Subject: Re: [boost] another approach to memory management that solves thereferential cycles problem
From: Thomas Klimpel (Thomas.Klimpel_at_[hidden])
Date: 2009-02-25 17:18:09
> > I also have the impression that the provided "prototype"
> > implementation can sometimes detect a cycle and conclude from this
> > cycle that an object is collectable, even if the cycle still has a
> > path to a root reference. But again, I might be wrong, or it might
> > simply be a bug in the "prototype" implementation that can easily be
> > fixed.
> Can you be a little more specific? the provided example has many circles
> in it, yet all objects are collected.
> The function 'collectable()' stops and returns false only if there is a
> path to a root ptr. If there is a cycle, the function returns true, and
> therefore the algorithm continues until all paths are exhausted.
OK, now I see it. The object that returns true when a cycle is detected will still visit all its parents (and return false if it finds a path to a root cell), because it is already in the loop over its parents somewhere up in the call chain.
As I said "I might be wrong"...
> > I have a bit the impression that releasing the reference to an object
> > deep down in the object graph might take O(N) operations, at least
> > for the provided "prototype" implementation. I might be wrong, or it
> > might simply be a bug in the "prototype" implementation that can
> > easily be fixed.
> You are correct. That is the reason why a proposed solution is 'lazy'
> disposal: the object is placed in a container and checked later for
> disposal. When checked like this, an object can be marked as reachable
> or unreachable(i.e. the result of the scanning can be cached),
> minimizing even further the number of operations required.
I guess that some sort of laziness is required to arrive at an acceptable amortized worst case bound for the runtime of the pointer/reference operations. So the question for me would be: "Is it possible to achieve an acceptable amortized worst case bound for runtime complexity of the pointer/reference operations". I have no problem if this costs additional memory and involves modification of this memory even for "read only" operations.

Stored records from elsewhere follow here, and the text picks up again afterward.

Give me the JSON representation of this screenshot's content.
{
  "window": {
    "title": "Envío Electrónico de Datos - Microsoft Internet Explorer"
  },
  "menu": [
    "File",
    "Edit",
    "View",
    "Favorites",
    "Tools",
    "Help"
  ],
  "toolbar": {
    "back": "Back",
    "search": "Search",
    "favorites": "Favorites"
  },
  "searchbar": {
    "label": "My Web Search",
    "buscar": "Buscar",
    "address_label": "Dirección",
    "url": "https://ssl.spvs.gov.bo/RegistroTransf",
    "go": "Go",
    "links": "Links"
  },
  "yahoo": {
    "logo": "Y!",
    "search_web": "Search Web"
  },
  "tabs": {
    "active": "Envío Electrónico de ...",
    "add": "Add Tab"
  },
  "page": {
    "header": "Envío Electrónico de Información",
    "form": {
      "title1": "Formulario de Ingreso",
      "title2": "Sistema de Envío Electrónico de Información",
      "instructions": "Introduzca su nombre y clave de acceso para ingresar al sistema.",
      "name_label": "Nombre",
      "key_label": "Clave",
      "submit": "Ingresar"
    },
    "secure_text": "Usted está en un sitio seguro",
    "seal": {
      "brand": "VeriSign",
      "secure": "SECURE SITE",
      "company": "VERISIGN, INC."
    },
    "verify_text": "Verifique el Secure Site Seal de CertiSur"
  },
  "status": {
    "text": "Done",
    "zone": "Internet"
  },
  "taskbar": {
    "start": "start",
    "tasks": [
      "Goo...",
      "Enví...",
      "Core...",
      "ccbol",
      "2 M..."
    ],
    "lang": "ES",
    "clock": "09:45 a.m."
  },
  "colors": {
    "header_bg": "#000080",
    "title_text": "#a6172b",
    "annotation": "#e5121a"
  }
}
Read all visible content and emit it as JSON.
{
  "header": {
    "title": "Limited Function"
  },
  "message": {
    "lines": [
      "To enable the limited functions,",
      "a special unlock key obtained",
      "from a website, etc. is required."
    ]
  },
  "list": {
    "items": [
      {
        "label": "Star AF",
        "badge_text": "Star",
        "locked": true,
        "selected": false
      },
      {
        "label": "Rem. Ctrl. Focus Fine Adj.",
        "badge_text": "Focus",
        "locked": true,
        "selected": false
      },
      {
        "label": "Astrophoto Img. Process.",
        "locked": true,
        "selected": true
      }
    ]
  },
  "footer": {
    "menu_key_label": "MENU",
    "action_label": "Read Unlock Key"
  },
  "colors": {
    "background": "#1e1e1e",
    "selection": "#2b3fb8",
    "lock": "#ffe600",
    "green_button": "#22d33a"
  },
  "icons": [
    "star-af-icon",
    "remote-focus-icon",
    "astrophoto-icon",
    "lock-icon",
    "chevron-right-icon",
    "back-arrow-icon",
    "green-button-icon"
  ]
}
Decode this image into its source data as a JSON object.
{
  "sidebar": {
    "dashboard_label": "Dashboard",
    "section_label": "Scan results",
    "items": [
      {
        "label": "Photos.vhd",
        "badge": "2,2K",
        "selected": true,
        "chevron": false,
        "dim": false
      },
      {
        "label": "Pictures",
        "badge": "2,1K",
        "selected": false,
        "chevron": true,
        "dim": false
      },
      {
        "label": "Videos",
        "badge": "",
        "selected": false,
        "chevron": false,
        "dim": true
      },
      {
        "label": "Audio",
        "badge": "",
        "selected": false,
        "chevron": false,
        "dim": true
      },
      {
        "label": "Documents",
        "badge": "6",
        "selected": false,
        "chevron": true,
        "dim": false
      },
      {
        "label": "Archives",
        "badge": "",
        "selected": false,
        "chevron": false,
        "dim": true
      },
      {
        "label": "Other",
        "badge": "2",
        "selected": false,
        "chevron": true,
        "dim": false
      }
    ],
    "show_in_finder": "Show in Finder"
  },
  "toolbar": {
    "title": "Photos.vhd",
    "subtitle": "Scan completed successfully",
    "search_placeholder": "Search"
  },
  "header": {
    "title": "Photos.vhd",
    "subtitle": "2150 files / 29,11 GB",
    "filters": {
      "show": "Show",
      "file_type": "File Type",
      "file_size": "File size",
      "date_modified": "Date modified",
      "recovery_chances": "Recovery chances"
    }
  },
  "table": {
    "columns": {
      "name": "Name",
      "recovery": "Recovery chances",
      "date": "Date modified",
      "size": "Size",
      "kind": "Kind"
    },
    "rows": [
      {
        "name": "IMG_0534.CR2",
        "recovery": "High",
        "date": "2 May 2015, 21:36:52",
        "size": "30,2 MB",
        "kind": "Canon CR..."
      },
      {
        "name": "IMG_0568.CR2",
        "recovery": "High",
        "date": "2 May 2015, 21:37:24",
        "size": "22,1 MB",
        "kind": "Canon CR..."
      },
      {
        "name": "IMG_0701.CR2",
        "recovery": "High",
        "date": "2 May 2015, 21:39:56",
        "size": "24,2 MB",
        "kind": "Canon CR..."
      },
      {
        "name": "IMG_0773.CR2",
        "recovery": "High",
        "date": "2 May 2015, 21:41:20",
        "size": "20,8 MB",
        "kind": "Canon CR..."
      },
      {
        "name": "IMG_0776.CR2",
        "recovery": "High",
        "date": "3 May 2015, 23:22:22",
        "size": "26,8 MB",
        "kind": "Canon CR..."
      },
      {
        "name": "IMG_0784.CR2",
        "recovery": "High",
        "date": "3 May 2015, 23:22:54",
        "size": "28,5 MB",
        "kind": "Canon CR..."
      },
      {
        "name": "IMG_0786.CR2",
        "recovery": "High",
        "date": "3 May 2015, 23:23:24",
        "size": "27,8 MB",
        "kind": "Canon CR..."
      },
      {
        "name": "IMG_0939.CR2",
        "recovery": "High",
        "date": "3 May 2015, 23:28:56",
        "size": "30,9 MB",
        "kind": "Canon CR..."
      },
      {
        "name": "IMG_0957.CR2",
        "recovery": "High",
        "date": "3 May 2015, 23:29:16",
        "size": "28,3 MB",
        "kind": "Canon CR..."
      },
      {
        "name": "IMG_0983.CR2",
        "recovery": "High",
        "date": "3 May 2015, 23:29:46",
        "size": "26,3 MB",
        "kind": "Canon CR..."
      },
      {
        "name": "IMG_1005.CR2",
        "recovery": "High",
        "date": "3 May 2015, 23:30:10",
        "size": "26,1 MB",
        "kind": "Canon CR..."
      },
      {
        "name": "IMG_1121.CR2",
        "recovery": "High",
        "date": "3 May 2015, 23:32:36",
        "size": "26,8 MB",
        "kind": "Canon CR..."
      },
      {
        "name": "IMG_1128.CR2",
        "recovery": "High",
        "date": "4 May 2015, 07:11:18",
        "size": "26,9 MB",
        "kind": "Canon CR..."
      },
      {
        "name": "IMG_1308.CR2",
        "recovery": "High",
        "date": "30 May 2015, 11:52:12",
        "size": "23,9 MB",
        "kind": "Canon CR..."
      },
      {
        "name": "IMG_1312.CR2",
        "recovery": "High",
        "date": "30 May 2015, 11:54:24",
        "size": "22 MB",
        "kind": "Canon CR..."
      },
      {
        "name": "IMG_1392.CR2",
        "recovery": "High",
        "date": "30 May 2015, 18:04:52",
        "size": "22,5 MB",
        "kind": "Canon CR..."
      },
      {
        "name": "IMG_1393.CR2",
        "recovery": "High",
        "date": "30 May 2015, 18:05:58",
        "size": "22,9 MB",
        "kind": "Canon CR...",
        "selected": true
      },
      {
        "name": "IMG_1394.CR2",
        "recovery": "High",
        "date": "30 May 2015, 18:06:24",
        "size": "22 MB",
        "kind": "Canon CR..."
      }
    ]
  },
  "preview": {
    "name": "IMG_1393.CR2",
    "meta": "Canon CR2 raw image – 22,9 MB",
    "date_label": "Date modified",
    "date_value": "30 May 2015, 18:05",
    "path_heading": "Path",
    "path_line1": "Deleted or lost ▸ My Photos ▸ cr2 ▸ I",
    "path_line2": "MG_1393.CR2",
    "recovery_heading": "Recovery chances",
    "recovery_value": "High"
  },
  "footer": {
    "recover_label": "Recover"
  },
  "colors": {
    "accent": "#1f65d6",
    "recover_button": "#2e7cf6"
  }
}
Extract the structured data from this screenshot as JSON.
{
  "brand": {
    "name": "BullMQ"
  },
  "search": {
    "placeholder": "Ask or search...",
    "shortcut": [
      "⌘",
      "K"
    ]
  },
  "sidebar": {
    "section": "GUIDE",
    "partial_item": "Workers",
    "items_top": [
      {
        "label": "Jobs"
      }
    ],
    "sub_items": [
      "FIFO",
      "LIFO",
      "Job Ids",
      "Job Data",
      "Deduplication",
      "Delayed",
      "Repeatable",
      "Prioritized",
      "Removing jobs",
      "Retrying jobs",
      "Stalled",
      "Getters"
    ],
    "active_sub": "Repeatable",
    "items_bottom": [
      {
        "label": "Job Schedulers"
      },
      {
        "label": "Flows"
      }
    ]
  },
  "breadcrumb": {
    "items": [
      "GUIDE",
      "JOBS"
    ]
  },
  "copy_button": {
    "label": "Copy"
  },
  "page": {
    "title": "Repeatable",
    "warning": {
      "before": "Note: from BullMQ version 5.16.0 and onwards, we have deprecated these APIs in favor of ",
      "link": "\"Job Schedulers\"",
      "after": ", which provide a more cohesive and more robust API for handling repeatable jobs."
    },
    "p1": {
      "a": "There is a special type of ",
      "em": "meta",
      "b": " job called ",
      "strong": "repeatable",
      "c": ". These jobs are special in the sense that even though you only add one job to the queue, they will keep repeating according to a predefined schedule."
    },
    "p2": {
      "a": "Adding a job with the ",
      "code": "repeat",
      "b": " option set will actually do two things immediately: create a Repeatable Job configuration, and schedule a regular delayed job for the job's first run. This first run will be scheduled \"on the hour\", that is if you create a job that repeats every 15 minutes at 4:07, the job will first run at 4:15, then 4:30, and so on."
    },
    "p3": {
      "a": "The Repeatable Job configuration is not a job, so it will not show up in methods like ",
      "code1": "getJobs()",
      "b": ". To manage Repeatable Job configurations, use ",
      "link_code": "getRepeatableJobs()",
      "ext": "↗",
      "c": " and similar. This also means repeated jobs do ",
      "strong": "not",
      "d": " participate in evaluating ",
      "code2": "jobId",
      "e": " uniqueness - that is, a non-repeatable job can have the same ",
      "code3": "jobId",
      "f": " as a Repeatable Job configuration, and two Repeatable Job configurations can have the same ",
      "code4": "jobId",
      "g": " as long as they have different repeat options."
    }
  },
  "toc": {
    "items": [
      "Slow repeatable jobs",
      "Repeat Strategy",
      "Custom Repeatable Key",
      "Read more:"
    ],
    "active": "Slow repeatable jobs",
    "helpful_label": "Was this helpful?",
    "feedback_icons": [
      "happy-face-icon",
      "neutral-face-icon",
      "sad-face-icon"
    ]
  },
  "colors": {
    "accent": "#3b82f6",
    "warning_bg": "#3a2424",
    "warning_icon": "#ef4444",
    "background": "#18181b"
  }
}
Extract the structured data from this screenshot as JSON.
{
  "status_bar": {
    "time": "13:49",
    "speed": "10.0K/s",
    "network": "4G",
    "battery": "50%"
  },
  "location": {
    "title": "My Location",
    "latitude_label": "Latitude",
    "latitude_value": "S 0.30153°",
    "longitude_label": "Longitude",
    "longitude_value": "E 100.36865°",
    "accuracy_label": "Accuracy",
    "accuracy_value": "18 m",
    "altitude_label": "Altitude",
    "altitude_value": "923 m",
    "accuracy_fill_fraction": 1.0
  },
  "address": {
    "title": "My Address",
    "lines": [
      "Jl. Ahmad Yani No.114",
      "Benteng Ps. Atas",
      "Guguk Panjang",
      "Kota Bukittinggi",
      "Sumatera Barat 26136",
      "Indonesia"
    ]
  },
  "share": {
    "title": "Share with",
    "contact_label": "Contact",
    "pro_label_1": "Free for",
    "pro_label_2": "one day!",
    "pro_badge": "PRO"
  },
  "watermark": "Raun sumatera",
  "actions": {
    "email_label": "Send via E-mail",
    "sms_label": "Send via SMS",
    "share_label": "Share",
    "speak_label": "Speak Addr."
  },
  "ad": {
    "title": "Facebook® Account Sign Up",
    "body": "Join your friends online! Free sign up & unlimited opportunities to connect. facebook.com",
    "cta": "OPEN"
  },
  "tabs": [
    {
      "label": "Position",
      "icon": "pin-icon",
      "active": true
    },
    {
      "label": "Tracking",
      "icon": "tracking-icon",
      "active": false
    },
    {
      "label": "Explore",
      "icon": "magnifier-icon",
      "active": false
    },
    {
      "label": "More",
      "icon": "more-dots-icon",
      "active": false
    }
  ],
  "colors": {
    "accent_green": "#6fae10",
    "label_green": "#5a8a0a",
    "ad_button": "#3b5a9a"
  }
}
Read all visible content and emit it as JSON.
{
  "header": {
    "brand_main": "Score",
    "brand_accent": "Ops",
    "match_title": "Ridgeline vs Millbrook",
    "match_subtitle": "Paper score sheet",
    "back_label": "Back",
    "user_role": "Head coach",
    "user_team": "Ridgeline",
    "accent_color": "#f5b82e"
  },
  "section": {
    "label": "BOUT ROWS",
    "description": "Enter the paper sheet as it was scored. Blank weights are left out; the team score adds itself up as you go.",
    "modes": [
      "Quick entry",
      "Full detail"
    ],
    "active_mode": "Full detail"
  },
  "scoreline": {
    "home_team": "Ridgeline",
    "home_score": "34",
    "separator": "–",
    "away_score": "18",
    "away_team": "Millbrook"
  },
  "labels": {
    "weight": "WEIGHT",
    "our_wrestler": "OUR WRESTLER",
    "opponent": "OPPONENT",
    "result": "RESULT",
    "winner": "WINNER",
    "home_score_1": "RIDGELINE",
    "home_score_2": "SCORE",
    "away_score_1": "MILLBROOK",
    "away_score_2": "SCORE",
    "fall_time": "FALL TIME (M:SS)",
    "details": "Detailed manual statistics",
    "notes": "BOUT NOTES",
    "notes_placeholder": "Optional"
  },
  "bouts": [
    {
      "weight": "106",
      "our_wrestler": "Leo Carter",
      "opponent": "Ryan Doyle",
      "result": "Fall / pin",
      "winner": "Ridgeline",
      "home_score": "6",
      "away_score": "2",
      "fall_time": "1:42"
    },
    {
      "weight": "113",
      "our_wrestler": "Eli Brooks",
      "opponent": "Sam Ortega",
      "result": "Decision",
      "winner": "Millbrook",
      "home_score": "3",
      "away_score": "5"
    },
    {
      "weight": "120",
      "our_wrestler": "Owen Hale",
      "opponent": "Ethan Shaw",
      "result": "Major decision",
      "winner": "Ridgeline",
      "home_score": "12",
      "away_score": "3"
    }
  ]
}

The "checked later for disposal" that is proposed above doesn't look "automatic enough" to me, but I haven't yet tried to understand what exactly you are proposing as 'lazy' disposal.
> > Can you be more explicit about the "known" problems of your approach?
> Besides the obvious problem of scaling mentioned above,
I would interpret this statement in the way that you think that it will be difficult to solve the scaling problem.